Founding Executive Director of the Tribal Law and Policy Institute

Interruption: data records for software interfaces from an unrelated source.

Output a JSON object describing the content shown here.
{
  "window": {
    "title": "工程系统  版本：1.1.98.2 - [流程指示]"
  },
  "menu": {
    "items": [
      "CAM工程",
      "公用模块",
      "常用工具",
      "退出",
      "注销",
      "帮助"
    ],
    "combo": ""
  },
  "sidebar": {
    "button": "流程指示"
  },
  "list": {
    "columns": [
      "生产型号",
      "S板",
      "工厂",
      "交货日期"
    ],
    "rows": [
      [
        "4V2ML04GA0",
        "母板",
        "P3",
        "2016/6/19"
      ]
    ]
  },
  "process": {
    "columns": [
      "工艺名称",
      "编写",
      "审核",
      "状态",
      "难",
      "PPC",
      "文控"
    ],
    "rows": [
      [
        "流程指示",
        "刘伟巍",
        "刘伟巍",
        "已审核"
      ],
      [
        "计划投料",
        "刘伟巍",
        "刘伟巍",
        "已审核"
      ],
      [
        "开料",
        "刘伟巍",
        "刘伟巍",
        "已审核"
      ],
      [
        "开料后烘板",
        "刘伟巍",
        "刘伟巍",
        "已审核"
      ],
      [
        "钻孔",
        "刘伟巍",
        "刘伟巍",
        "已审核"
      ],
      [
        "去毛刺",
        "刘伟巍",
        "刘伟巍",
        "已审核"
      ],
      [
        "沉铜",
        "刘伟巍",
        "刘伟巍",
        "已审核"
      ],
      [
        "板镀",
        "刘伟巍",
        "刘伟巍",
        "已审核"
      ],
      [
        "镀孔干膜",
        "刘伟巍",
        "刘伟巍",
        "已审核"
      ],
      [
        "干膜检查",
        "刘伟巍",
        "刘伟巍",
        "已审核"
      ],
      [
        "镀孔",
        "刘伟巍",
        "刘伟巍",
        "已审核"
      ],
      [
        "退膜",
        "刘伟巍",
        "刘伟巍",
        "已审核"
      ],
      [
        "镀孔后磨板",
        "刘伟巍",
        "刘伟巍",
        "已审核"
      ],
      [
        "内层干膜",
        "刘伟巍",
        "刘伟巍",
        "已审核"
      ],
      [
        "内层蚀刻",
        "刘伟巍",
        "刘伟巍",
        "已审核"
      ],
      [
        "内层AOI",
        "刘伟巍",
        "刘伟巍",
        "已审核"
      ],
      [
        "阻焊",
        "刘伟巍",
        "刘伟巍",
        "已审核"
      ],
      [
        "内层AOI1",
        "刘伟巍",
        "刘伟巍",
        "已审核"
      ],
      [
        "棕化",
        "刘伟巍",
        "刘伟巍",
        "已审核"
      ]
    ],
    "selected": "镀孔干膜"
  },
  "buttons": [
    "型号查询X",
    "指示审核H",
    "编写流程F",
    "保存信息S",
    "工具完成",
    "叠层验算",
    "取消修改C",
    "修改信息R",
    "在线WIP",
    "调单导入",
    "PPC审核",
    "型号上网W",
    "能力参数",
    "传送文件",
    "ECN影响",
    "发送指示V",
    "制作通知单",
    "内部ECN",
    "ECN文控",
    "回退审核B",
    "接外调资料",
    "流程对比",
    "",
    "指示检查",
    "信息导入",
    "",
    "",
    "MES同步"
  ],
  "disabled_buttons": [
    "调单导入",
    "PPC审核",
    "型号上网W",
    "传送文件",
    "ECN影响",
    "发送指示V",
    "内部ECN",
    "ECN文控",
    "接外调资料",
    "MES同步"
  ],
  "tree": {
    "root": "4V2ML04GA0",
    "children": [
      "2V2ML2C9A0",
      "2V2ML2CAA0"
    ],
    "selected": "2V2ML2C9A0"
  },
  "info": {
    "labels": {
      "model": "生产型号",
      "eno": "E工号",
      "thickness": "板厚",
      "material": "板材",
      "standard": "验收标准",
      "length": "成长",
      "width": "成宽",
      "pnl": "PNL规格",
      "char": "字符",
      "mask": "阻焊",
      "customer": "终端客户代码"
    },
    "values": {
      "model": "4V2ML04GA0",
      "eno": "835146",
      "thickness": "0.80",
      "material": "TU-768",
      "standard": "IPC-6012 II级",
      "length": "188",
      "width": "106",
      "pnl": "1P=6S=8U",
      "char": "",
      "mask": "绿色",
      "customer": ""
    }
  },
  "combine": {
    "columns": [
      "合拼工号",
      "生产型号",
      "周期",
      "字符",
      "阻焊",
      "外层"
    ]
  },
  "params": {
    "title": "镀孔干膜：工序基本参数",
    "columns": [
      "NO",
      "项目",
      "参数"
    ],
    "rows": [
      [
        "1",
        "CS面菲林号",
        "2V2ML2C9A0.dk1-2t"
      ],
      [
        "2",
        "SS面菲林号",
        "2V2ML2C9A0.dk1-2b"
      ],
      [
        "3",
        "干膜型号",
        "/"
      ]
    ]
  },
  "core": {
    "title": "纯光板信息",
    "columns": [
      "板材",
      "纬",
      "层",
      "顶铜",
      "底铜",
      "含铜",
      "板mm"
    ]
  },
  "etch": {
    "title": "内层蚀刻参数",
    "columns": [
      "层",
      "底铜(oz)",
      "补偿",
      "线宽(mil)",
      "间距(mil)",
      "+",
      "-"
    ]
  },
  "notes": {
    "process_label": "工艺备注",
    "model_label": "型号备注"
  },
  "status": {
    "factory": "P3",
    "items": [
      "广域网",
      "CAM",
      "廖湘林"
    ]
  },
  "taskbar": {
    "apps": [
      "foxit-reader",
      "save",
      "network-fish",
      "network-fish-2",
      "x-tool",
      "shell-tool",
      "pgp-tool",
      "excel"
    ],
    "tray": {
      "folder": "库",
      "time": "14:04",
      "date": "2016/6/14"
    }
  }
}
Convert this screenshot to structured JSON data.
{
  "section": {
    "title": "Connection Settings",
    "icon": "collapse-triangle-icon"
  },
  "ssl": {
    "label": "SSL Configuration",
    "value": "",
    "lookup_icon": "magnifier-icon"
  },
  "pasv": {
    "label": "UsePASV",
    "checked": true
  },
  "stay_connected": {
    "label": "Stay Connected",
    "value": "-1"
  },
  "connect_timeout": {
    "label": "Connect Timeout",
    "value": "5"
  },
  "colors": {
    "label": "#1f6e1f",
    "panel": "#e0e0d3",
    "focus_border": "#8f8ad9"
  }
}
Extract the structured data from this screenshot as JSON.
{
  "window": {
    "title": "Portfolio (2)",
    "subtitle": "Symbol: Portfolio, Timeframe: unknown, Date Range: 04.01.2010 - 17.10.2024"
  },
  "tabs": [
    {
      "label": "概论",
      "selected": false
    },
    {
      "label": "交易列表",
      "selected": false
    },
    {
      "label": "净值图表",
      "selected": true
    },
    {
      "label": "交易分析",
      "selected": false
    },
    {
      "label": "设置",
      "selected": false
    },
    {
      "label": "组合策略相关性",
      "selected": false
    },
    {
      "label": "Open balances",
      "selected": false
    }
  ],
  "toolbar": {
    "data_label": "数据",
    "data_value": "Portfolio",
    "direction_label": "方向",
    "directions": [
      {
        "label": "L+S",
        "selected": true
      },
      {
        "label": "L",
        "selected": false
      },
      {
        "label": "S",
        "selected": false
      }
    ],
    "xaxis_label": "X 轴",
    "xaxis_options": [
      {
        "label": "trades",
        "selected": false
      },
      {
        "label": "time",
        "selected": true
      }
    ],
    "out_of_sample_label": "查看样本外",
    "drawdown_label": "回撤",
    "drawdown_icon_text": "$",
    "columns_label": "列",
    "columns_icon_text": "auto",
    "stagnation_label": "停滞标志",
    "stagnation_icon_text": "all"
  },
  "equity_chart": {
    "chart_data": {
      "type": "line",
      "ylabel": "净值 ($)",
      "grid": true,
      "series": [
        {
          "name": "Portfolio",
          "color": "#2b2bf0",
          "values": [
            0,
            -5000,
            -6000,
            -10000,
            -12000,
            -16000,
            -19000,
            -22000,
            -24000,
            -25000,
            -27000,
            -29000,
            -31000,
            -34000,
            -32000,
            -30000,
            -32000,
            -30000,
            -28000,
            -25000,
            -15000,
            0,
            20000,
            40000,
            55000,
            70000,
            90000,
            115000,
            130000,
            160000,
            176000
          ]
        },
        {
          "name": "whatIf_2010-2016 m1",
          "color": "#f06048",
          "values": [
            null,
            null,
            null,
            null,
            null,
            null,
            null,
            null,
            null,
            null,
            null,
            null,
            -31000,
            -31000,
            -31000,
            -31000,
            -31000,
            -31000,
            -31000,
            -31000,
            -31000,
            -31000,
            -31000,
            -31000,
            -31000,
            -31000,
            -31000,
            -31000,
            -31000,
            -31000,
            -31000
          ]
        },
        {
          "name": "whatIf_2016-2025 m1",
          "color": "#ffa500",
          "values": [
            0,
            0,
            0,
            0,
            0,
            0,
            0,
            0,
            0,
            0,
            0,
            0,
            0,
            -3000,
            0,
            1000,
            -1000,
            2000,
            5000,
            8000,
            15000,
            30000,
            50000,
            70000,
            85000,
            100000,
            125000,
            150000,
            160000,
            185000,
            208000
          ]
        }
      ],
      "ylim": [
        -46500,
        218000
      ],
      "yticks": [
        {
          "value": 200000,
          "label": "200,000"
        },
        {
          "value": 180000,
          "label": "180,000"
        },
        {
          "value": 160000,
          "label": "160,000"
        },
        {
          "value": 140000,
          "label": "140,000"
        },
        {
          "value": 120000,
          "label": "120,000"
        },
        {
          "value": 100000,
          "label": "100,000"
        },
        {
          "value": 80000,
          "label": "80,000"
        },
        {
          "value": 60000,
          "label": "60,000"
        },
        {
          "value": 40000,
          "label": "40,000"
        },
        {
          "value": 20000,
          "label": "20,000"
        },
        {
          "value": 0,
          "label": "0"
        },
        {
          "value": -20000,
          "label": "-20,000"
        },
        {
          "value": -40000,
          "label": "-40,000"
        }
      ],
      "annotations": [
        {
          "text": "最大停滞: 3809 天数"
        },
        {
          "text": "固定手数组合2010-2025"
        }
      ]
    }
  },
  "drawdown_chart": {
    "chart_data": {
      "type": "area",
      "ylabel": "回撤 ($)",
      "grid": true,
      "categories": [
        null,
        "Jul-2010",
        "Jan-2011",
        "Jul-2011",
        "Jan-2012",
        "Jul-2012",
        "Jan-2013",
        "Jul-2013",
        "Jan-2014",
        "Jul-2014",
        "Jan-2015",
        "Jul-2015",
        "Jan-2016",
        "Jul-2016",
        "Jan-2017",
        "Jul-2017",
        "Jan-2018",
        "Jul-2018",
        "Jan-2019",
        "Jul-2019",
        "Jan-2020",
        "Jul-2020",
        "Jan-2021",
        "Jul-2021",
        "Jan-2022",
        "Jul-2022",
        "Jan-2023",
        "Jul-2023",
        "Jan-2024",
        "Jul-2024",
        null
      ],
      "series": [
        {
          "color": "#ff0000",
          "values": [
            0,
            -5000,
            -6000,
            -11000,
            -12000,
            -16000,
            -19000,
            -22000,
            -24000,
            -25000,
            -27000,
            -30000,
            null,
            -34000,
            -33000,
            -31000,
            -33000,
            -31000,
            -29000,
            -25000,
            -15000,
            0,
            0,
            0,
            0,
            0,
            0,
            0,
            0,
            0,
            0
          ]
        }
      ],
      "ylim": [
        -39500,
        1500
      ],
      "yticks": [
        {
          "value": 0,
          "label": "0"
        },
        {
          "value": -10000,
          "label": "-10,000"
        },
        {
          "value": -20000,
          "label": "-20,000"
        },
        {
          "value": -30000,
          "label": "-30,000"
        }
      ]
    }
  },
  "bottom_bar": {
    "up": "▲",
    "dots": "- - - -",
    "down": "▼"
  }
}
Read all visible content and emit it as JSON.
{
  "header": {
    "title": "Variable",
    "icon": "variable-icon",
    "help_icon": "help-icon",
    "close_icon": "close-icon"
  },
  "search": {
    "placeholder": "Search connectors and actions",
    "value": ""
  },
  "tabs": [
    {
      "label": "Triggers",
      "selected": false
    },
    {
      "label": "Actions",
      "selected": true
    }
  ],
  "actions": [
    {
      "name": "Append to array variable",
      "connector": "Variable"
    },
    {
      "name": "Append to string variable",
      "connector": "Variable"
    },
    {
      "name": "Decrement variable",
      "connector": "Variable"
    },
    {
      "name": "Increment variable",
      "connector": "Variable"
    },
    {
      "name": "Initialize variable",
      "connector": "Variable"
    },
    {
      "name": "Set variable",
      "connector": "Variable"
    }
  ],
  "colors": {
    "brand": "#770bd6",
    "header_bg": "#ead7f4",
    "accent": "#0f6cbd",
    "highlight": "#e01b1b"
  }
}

Jerry Gardner is the founding executive director of the Tribal Law and Policy Institute, a Native non-profit corporation organized to design and deliver education, research, training, and technical assistance programs that promote the enhancement of justice in Indian country and the health, well-being, and culture of Native peoples. He currently serves as a special counsel for the ABA Section of Civil Rights and Social Justice.